Steve Meador is the author of Throwing Percy from the Cherry Tree, a poetry book that was an entrant for a National Book Award and the Pulitzer Prize in poetry. He is widely published in online and print journals. He has been a real estate broker since the early 1980s and currently lives and practices in the Tampa, FL, area.
Wednesday, February 15, 2012
In late spring, when the carnival came to town, it was like summer vacation had started early and it was that way every year I can remember. Maybe because the weather was slowly clawing its way higher on the thermometer, maybe because the carnival brought us a color preview of summertime blooms or, maybe, we just came to realize that it was the beginning of the end of another school year. We always knew the date the caravan would arrive, usually a Wednesday or Thursday, and there must have seemed little reason, to the teachers and principal, to keep us in school after lunch on the chosen day. Homework was not given, just delayed, with an unspoken agreement that the next day or two would have a heavier load. Small towns, with their small schools and personal familiarities, made life tolerable in that fashion.
When the afternoon bell rang, there may have been a rush of bodies, but the minds had already vacated the building and were waiting at edge of town, surrounding the lot where raggedy and dirty-clothed men were busy unhooking, unloading, staking, stacking and testing what they had hauled over freeways, city streets and country roads. Even though the festival was at some distant place in the days before, it seemed to be a special delivery for our sole enjoyment. We would gather, sit, stand, squat and wait on the cotton candy-fresh spring grass that would, by the end of Sunday, look as crushed and dead as grass on the football field the coming fall. But, damage to the spring newness would not be a permanent. The grass would return to normal within a few weeks, as it was washed with rain, waxed with sun and blessed with an absence of feet and vehicles. It would be ready and waiting for us to play a summer’s worth of baseball.

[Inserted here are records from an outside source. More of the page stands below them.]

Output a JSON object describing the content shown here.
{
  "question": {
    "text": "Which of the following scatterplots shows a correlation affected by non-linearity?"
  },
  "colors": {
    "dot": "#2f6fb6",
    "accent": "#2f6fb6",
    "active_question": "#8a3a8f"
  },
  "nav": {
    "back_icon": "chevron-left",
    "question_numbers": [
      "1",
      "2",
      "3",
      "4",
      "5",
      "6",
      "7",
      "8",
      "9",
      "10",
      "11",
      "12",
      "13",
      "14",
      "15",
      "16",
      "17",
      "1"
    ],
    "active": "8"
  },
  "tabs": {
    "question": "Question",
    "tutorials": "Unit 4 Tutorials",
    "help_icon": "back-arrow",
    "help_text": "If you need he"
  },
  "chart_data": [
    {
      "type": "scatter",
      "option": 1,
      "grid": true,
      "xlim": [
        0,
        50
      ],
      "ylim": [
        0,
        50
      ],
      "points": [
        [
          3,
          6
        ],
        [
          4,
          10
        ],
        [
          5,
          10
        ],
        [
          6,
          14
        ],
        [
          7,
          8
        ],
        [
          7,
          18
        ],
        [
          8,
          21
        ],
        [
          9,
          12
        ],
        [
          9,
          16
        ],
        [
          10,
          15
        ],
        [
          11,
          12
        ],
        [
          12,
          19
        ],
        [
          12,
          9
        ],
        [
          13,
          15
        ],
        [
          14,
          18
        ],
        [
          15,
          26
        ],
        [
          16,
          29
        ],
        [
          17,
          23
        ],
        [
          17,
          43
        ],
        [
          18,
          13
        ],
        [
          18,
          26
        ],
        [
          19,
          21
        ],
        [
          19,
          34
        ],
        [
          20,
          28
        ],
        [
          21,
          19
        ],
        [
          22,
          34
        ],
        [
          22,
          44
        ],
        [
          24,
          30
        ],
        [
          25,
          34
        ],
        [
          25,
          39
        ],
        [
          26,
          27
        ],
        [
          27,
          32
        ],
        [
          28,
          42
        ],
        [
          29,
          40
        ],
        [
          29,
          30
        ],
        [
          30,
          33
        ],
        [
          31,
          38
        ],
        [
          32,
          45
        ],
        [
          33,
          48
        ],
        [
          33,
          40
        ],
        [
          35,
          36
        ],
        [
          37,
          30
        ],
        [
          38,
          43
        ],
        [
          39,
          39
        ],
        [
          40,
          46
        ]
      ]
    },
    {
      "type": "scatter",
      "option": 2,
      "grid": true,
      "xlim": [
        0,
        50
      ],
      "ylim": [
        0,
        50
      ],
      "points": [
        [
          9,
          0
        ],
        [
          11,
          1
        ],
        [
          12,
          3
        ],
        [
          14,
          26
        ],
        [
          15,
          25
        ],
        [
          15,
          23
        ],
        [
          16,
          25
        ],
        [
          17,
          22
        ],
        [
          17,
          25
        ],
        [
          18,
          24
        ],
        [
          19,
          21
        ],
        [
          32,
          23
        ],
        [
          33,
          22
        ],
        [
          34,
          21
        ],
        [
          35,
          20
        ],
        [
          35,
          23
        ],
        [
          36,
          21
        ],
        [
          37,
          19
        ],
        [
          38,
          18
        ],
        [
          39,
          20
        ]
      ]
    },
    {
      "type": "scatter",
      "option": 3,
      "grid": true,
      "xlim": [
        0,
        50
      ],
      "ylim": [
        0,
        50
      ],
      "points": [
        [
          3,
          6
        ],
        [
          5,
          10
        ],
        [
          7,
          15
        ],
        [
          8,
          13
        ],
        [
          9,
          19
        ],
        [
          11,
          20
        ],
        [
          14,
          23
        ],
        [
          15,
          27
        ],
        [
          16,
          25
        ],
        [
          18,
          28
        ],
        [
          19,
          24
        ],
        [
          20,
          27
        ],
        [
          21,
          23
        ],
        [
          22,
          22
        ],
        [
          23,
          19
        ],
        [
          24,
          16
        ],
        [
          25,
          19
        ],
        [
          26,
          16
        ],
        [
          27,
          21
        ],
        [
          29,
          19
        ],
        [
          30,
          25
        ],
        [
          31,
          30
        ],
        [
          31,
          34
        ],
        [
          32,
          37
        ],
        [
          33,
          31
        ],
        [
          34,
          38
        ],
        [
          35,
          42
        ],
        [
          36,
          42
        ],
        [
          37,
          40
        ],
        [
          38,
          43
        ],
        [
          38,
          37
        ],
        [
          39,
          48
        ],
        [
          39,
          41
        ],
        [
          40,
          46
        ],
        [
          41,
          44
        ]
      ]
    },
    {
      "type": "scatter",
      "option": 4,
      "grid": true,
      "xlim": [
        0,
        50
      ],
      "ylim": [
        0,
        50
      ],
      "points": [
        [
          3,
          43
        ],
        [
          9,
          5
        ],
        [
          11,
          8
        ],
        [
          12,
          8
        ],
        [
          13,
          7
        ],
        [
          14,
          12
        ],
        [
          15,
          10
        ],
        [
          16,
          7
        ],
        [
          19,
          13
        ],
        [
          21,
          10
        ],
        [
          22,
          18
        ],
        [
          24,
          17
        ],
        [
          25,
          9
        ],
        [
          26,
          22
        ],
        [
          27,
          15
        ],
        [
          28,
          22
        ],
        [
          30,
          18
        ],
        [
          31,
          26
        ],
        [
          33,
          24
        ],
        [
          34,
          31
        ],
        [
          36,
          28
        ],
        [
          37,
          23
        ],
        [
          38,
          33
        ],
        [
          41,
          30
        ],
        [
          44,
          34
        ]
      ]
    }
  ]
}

The brothers, Pavel and Tibor, the twins who were good at every sport, sat a short distance from the rest of us. I walked in front of them. They were talking in whispers and watching the scene with dilated pupils. You did not need to hear the conversation to know that their sentences contained words like “what if” and “ how do we” and “when.” At an empty spot, between my friends and the twins, I was pulled by forces, either participate in the elation or join the sons of the crazy Slovakian, the butcher with the shop on Third Street, who, people said, strangled the Altmeyer’s German shepherd, because it was German. The clatter of overworked engines and smell of diesel fumes mixed with sweet smoke from the bratwurst vendor added another tugging force. I fell in that direction, dug in my pocket and pulled out a dollar.